“It is my belief that you were reared on the fat of the schnapper to enable you to organize an avenging party promptly.”
It was one, Maruiwi, who organised a war party to invade Oue pa. On nearing the pa, the leader decided that it would be best that they should imitate birds to deceive their enemies. It was agreed that the final approach be made at night, and when darkness fell, the cries of supposed kiwis, wekas and other birds were heard not far from the pa. In the meantime, Tamaruarangi, chief of Oue pa, had heard these peculiar sounds and was quite convinced that they did not come from birds, for he knew that only mutton birds were to be found in the district. He realised after a while that an approaching war party was responsible for the sounds. At early dawn, whilst the people still slept, the invaders fell upon their victims and great was the fall of that pa. Tamaruarangi, his son and a few others, were however taken captives. Tama, whilst lying helpless bound with his own clothes, looked up to his son, and quoted the saying which has now become proverbial. On hearing his father, the son broke loose, seized a ‘taiaha’ and struck his guard a heavy blow, after which he escaped. Whangapanui is a rock off Ohope beach, and the ‘nene’ or ‘fat’ of the schnapper was a special relish reserved for the elite and notable warriors.
Maori Chants on Old Phonograph Records

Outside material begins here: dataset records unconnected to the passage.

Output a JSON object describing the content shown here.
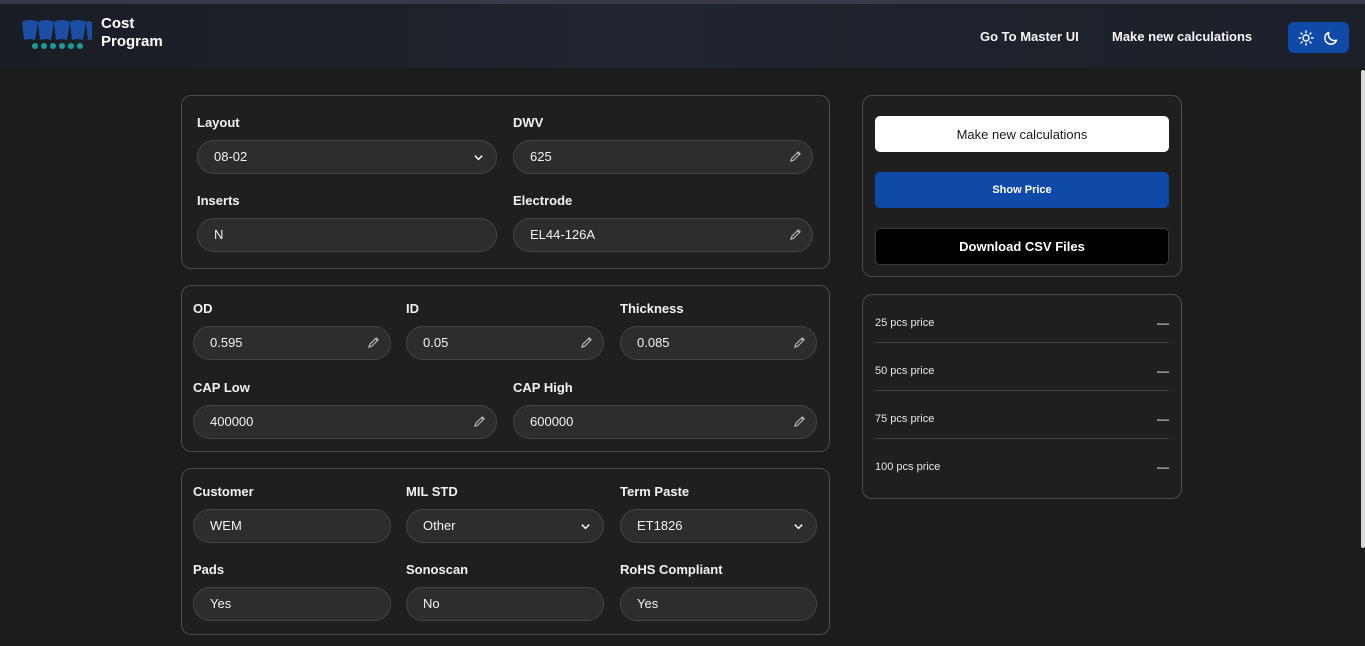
{
  "header": {
    "brand_line1": "Cost",
    "brand_line2": "Program",
    "nav_master": "Go To Master UI",
    "nav_new": "Make new calculations",
    "theme_icons": [
      "sun-icon",
      "moon-icon"
    ],
    "accent_color": "#0f4aa8"
  },
  "form_layout": {
    "layout": {
      "label": "Layout",
      "value": "08-02"
    },
    "dwv": {
      "label": "DWV",
      "value": "625"
    },
    "inserts": {
      "label": "Inserts",
      "value": "N"
    },
    "electrode": {
      "label": "Electrode",
      "value": "EL44-126A"
    }
  },
  "form_dims": {
    "od": {
      "label": "OD",
      "value": "0.595"
    },
    "id": {
      "label": "ID",
      "value": "0.05"
    },
    "thickness": {
      "label": "Thickness",
      "value": "0.085"
    },
    "cap_low": {
      "label": "CAP Low",
      "value": "400000"
    },
    "cap_high": {
      "label": "CAP High",
      "value": "600000"
    }
  },
  "form_customer": {
    "customer": {
      "label": "Customer",
      "value": "WEM"
    },
    "mil_std": {
      "label": "MIL STD",
      "value": "Other"
    },
    "term_paste": {
      "label": "Term Paste",
      "value": "ET1826"
    },
    "pads": {
      "label": "Pads",
      "value": "Yes"
    },
    "sonoscan": {
      "label": "Sonoscan",
      "value": "No"
    },
    "rohs": {
      "label": "RoHS Compliant",
      "value": "Yes"
    }
  },
  "actions": {
    "make_new": "Make new calculations",
    "show_price": "Show Price",
    "download_csv": "Download CSV Files"
  },
  "prices": [
    {
      "label": "25 pcs price",
      "value": "—"
    },
    {
      "label": "50 pcs price",
      "value": "—"
    },
    {
      "label": "75 pcs price",
      "value": "—"
    },
    {
      "label": "100 pcs price",
      "value": "—"
    }
  ]
}
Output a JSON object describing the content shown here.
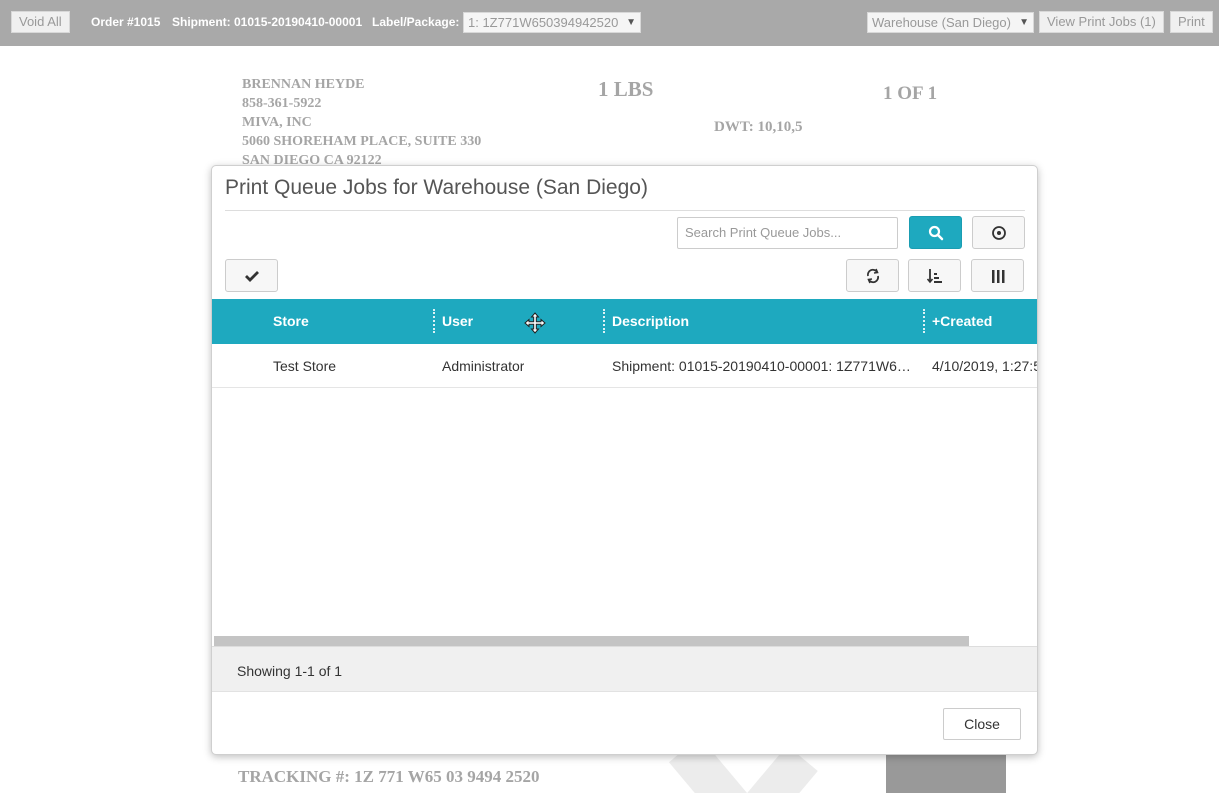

An attempt is to be made to preserve on modern recordings many hundreds of old Maori chants and speeches which were first recorded about the turn of the century and the years following.
The chants were collected by the late Sir Apirana Ngata, Te Rangihiroa (Sir Peter Buck) and others on the old type of cylindrical wax phonograph records, but at present there is no phonograph suitable for playing this type of record in such a way that copies can be made.
The Wellington Branch of the New Zealand Electronics Institute has now decided to see if it can devise some means of re-recording these cylinders.
If the experiment is successful it will mean that a wonderful store of history which might otherwise have been lost will be opened. The cylinders have been in such condition for many years that it has been impossible to play them.
At present they are stored in such places as the Turnbull library, museums and Maori Purposes Fund Board rooms. The re-recording is financed by the Maori Purposes Fund Board.